As a reviewer, I’m often asked for advice, and the situation of one of my professional colleagues is illustrative. He and his wife are empty nesters who have just moved to a smaller home. They both enjoy music, had a healthy audio budget of a little over $10,000, and wanted guidance. After 30 minutes of probing questions from me, the parameters of a possible system began to firm up: a multipurpose family room with a focus on musicality for two-channel audio, with some degree of movie watching (Home Theater 2.0). No turntable (at least not to begin with). Disc playback (CD, DVD, BD), together with Pandora streaming and a computer audio server. They wanted simple operation from a limited number of components. Full-range speakers with decent bass and a pleasant appearance were desired, yet nothing too big. A set-and-forget, always-on approach would work best for this couple, so tubes were out of the question. An integrated amplifier and universal disc player would fit their needs, and yet leave enough money to buy a pair of high-quality loudspeakers.

Finally, I had enough information and could suggest some components they could audition. My colleague then listened to the gear on a short list of suggestions I provided, and to other products recommended by the dealers he visited. He ended up with some great audio tools that now work in superb balance to satisfy his requirements: Vandersteen Treo loudspeakers, Ayre Acoustics AX-7e integrated amplifier, Oppo BDP-95 universal disc player, a computer server with JRiver Media Center feeding the Oppo via Ethernet, and AudioQuest cables. He and his wife couldn’t be happier, and could now care less what anyone else thinks might be best. The job at hand greatly determined which were the best available tools.

Then again, a high-performance audio system is, first and foremost, a system. Of utmost importance are system objectives, and the balance required to integrate the component tools in a manner that is complementary; that is, the resulting system will be more, not less, than the sum of its parts. Intra-component operability must be assured for a system to satisfy, which is one of the strongest arguments in favor of matched pairings of preamplifier and power amplifier. Another benefit of brand matching is found in integrated control systems; e.g., putting the preamp into standby automatically causes the power amp to follow suit.

What?! Raw performance is only part of what determines the best tool for any audio job? That’s right! Operational considerations, form factors, and aesthetics are equally valid system parameters. So, too, are personal preference and taste. I have three different two-channel audio systems, each with a focus on performance, but with very different ancillary objectives and use requirements. My Decompression Chamber system includes tubes and a turntable. My Compact Reference system boasts some of the best solid-state electronics around, feeding incredibly dynamic full-range speakers. Every component in my Family Room system is hidden except for the disc player, preamp, and speakers, which impose specific integrated-control requirements. Different jobs require different tools.

Finally, choices of audio gear are affected by manufacturer longevity and product upgradability. High-performance components are often expensive, and are separated from lesser consumer electronics, at least in part, by being capital goods with long life spans. These are products one does not discard but repairs.

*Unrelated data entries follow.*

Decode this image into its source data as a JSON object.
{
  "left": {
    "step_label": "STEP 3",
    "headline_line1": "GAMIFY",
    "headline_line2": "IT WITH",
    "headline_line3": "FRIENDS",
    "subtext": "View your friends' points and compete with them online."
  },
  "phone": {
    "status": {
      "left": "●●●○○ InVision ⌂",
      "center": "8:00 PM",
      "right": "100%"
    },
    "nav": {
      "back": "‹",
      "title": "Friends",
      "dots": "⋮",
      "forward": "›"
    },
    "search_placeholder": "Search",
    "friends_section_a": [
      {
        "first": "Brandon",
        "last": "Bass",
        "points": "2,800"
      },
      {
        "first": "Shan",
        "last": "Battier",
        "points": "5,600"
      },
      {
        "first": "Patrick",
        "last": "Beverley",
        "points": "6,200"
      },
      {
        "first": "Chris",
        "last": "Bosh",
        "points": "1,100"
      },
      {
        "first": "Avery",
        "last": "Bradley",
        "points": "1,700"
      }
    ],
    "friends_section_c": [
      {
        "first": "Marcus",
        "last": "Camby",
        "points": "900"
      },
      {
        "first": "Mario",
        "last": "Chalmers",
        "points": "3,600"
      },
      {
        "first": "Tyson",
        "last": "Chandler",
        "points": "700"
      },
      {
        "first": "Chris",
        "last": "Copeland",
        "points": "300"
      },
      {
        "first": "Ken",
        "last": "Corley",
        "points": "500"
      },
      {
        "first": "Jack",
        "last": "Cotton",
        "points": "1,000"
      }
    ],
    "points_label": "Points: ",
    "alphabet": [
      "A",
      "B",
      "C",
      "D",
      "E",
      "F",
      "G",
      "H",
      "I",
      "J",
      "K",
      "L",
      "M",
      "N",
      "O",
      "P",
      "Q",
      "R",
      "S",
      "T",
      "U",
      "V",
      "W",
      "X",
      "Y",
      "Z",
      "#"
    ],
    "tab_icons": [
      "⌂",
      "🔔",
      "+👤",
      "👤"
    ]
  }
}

However, if a product breaks but lacks ongoing service support, or if it can’t incorporate running product upgrades, its longevity is diminished. How can any component be the best tool for the job if it doesn’t work, or if it swiftly becomes obsolete? The best of today should be able to produce great sound for years to come.

Developing a high-performance audio system to fit a particular user’s requirements is an exercise in multi-variable analysis. There is no “best” of anything in hi-fi outside the context of a specific system, the balance of a specific listener’s objectives and performance requirements, and that listener’s particular tastes. Let your musical passions be served by your system, not by the protestations of a blogger’s or a reviewer’s fawning praise.

. . . Pete Roth